“Green technology innovations can help us protect our environment and improve our planet, and every day that an important new clean tech innovation is held back from the market represents a lost opportunity to create 21st century jobs and businesses. The feedback clean tech stakeholders provide is essential in our efforts to continuously improve the quality of our programs and services.”  said USPTO David Kappos.

The conference will include presentations on the current state of the industry and how the USPTO can expand it’s Green Technology Pilot Program.  Streamlining the process for protecting innovation in this area is essential for the government’s initiative to lead our nation to a greener and economically brighter future.

Cloaking Technology is Here….well almost.

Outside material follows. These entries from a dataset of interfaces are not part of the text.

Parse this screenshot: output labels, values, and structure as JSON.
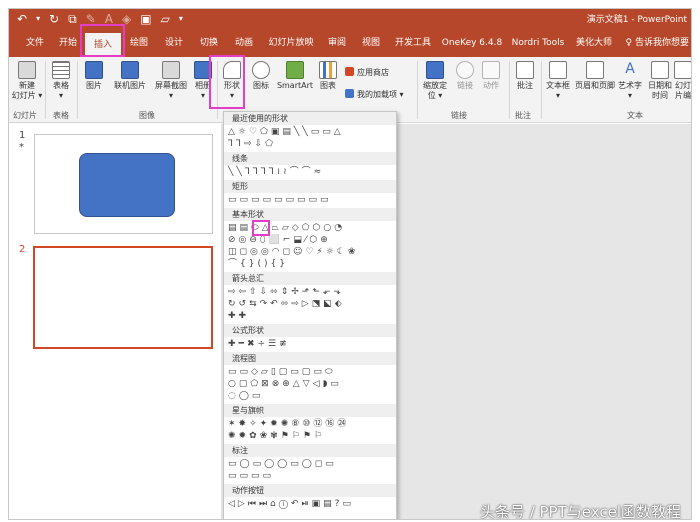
{
  "title": "演示文稿1 - PowerPoint",
  "qat": {
    "undo": "↶",
    "undo_dropdown": "▾",
    "redo": "↻",
    "start": "⧉",
    "format_painter": "✎",
    "font_color": "A",
    "shape": "◈",
    "save": "▣",
    "open": "▱",
    "more": "▾"
  },
  "tabs": [
    "文件",
    "开始",
    "插入",
    "绘图",
    "设计",
    "切换",
    "动画",
    "幻灯片放映",
    "审阅",
    "视图",
    "开发工具",
    "OneKey 6.4.8",
    "Nordri Tools",
    "美化大师"
  ],
  "active_tab": "插入",
  "tell_me": "告诉我你想要",
  "ribbon": {
    "buttons": {
      "new_slide": "新建\n幻灯片 ▾",
      "table": "表格\n▾",
      "picture": "图片",
      "online_picture": "联机图片",
      "screenshot": "屏幕截图\n▾",
      "album": "相册\n▾",
      "shapes": "形状\n▾",
      "icons": "图标",
      "smartart": "SmartArt",
      "chart": "图表",
      "zoom": "缩放定\n位 ▾",
      "link": "链接",
      "action": "动作",
      "comment": "批注",
      "textbox": "文本框\n▾",
      "header_footer": "页眉和页脚",
      "wordart": "艺术字\n▾",
      "datetime": "日期和时间",
      "slide_number": "幻灯\n片编"
    },
    "small": {
      "app_store": "应用商店",
      "my_addins": "我的加载项"
    },
    "groups": [
      "幻灯片",
      "表格",
      "图像",
      "链接",
      "批注",
      "文本"
    ]
  },
  "slides": [
    {
      "number": "1",
      "marker": "*"
    },
    {
      "number": "2"
    }
  ],
  "shapes_menu": {
    "sections": [
      "最近使用的形状",
      "线条",
      "矩形",
      "基本形状",
      "箭头总汇",
      "公式形状",
      "流程图",
      "星与旗帜",
      "标注",
      "动作按钮"
    ],
    "rows": [
      "△☼♡⬠▣▤╲╲▭▭△",
      "⅂⅂⇨⇩⬠",
      "╲╲⅂⅂⅂⅂≀≀⌒⌒≈",
      "▭▭▭▭▭▭▭▭▭",
      "▤▤⬭△⏢▱◇⬠⬡○◔",
      "⊘◎⊖⬯⬜⌐⬓⁄⬡⊕",
      "◫◻◎◎◠◻☺♡⚡☼☾❀",
      "⌒{}(){}",
      "⇨⇦⇧⇩⬄⇕✢⬏⬑⬐⬎",
      "↻↺⇆↷↶⬄⇨▷⬔⬕⬖",
      "✚✚",
      "✚━✖÷☰≢",
      "▭▭◇▱▯▢▭▢▭⬭",
      "○▢⬠⊠⊗⊕△▽◁◗▭",
      "◌◯▭",
      "✶✸✧✦✹✺⑧⑩⑫⑯㉔",
      "✺✹✿❀✾⚑⚐⚑⚐",
      "▭◯▭◯◯▭◯◻▭",
      "▭▭▭▭",
      "◁▷⏮⏭⌂ⓘ↶⏯▣▤?▭"
    ]
  },
  "watermark": "头条号 / PPT与excel函数教程",
  "colors": {
    "brand": "#b7472a",
    "highlight": "#e43dc6",
    "shape_fill": "#4472c4",
    "selected_slide": "#d24726"
  }
}
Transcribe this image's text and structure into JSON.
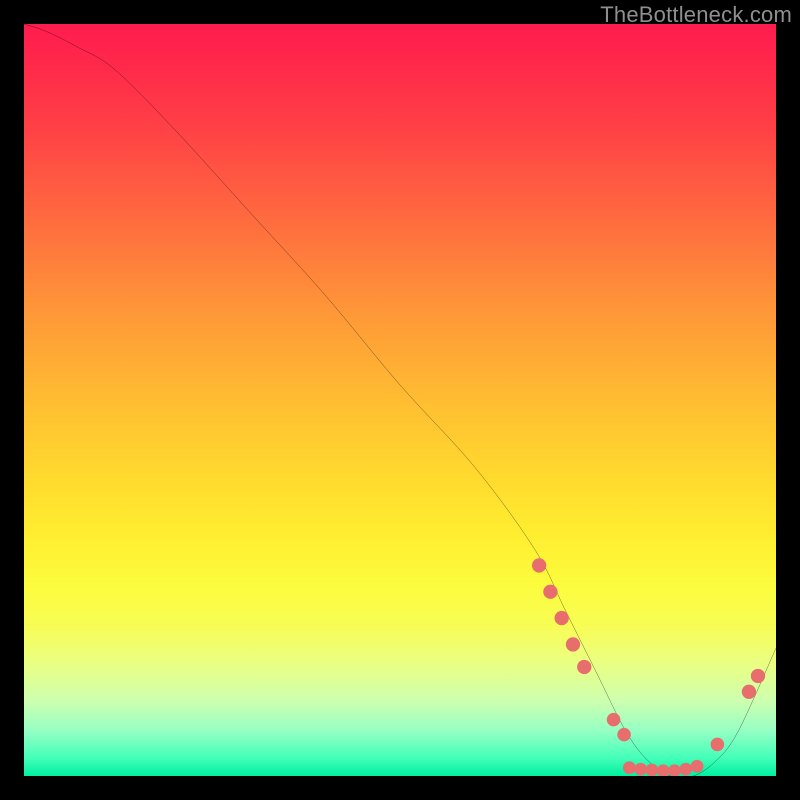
{
  "watermark": {
    "text": "TheBottleneck.com"
  },
  "chart_data": {
    "type": "line",
    "title": "",
    "xlabel": "",
    "ylabel": "",
    "xlim": [
      0,
      100
    ],
    "ylim": [
      0,
      100
    ],
    "grid": false,
    "legend": false,
    "background_gradient": {
      "orientation": "vertical",
      "stops": [
        {
          "pos": 0.0,
          "color": "#ff1c4f"
        },
        {
          "pos": 0.4,
          "color": "#ff9a37"
        },
        {
          "pos": 0.7,
          "color": "#fff632"
        },
        {
          "pos": 0.9,
          "color": "#ceffaf"
        },
        {
          "pos": 1.0,
          "color": "#00f0a0"
        }
      ]
    },
    "series": [
      {
        "name": "bottleneck-curve",
        "color": "#000000",
        "x": [
          0,
          3,
          7,
          12,
          20,
          30,
          40,
          50,
          60,
          68,
          72,
          76,
          80,
          83,
          86,
          89,
          92,
          95,
          100
        ],
        "values": [
          100,
          99,
          97,
          94,
          86,
          75,
          64,
          52,
          41,
          30,
          22,
          14,
          6,
          2,
          0,
          0,
          2,
          6,
          17
        ]
      }
    ],
    "markers": [
      {
        "name": "left-cluster-marker",
        "shape": "circle",
        "color": "#e86d6d",
        "cx": 68.5,
        "cy": 28.0,
        "r": 0.95
      },
      {
        "name": "left-cluster-marker",
        "shape": "circle",
        "color": "#e86d6d",
        "cx": 70.0,
        "cy": 24.5,
        "r": 0.95
      },
      {
        "name": "left-cluster-marker",
        "shape": "circle",
        "color": "#e86d6d",
        "cx": 71.5,
        "cy": 21.0,
        "r": 0.95
      },
      {
        "name": "left-cluster-marker",
        "shape": "circle",
        "color": "#e86d6d",
        "cx": 73.0,
        "cy": 17.5,
        "r": 0.95
      },
      {
        "name": "left-cluster-marker",
        "shape": "circle",
        "color": "#e86d6d",
        "cx": 74.5,
        "cy": 14.5,
        "r": 0.95
      },
      {
        "name": "trough-marker",
        "shape": "circle",
        "color": "#e86d6d",
        "cx": 78.4,
        "cy": 7.5,
        "r": 0.9
      },
      {
        "name": "trough-marker",
        "shape": "circle",
        "color": "#e86d6d",
        "cx": 79.8,
        "cy": 5.5,
        "r": 0.9
      },
      {
        "name": "trough-marker",
        "shape": "circle",
        "color": "#e86d6d",
        "cx": 80.5,
        "cy": 1.1,
        "r": 0.85
      },
      {
        "name": "trough-marker",
        "shape": "circle",
        "color": "#e86d6d",
        "cx": 82.0,
        "cy": 0.9,
        "r": 0.85
      },
      {
        "name": "trough-marker",
        "shape": "circle",
        "color": "#e86d6d",
        "cx": 83.5,
        "cy": 0.8,
        "r": 0.85
      },
      {
        "name": "trough-marker",
        "shape": "circle",
        "color": "#e86d6d",
        "cx": 85.0,
        "cy": 0.7,
        "r": 0.85
      },
      {
        "name": "trough-marker",
        "shape": "circle",
        "color": "#e86d6d",
        "cx": 86.5,
        "cy": 0.7,
        "r": 0.85
      },
      {
        "name": "trough-marker",
        "shape": "circle",
        "color": "#e86d6d",
        "cx": 88.0,
        "cy": 0.9,
        "r": 0.85
      },
      {
        "name": "trough-marker",
        "shape": "circle",
        "color": "#e86d6d",
        "cx": 89.5,
        "cy": 1.3,
        "r": 0.85
      },
      {
        "name": "right-marker",
        "shape": "circle",
        "color": "#e86d6d",
        "cx": 92.2,
        "cy": 4.2,
        "r": 0.9
      },
      {
        "name": "right-marker",
        "shape": "circle",
        "color": "#e86d6d",
        "cx": 96.4,
        "cy": 11.2,
        "r": 0.95
      },
      {
        "name": "right-marker",
        "shape": "circle",
        "color": "#e86d6d",
        "cx": 97.6,
        "cy": 13.3,
        "r": 0.95
      }
    ]
  }
}
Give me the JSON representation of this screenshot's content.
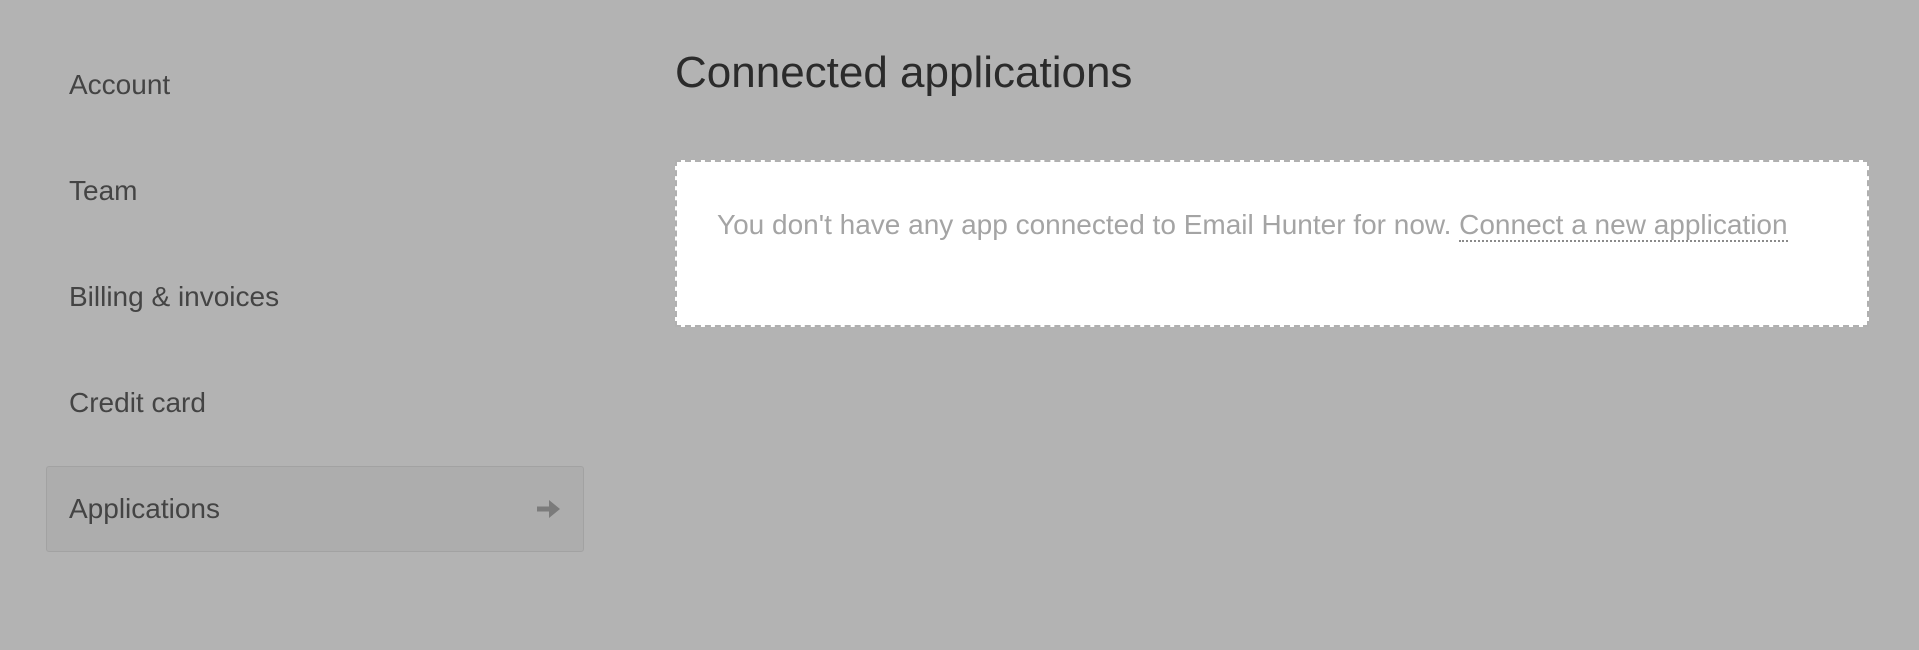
{
  "sidebar": {
    "items": [
      {
        "label": "Account",
        "active": false
      },
      {
        "label": "Team",
        "active": false
      },
      {
        "label": "Billing & invoices",
        "active": false
      },
      {
        "label": "Credit card",
        "active": false
      },
      {
        "label": "Applications",
        "active": true,
        "icon": "arrow-right-icon"
      }
    ]
  },
  "main": {
    "title": "Connected applications",
    "empty_state": {
      "message": "You don't have any app connected to Email Hunter for now.",
      "link_label": "Connect a new application"
    }
  },
  "colors": {
    "background": "#b3b3b3",
    "card": "#ffffff",
    "nav_text": "#444444",
    "muted_text": "#a4a4a4"
  }
}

metamaterialWei Xiang Jiang and Tie Jun Cui have been experimenting with altering the electromagnetic image of an object wrapped in newly developed metamaterials.  While this is not intended to remove the object from the visible spectrum of light as depicted in science fiction lore, it is a method of changing the electromagnetic signature of an object when illuminated by radar waves.  This new development has obvious military applications as it would render current radar technology as unreliable at best.  Radar operators essentially could not tell the difference between a flock of birds, or a bomber flying over a metro city.   Metamaterials , or artificial materials, are engineered to inherit certain properties from their structure.   Other areas of research in this technology include materials that modify the acoustic and seismic properties of objects.

2010 Tax Refunds Down

2010 tax refundsAmericans received a slightly lower income tax refund this year.  Down about 1.5% from 2009, the average refund check for this year was $2895, in contrast to last year’s average of $2,940.  The IRS released statistical data including returns filed up to April 8th, 2011.  The refunds have totaled up to 234.2 billion, down 0.1% from the 2009 figures.  Higher refunds, an average of $3100,  were reported for individuals accepting direct deposits instead of a mailed check.

Individuals are more willing to e-file their returns, an increase of 8.1%.  Although the number of taxpayers preparing their own taxes is up this year, 9.8%, most Americans still choose to have their federal returns professionally handled.   Procrastinators were given a couple of extra days this year to delay filing, Emancipation Day fell on the Saturday following the traditional April 15th filling date, therefore pushing the filing date to the 18th so the holiday could be observed on Friday.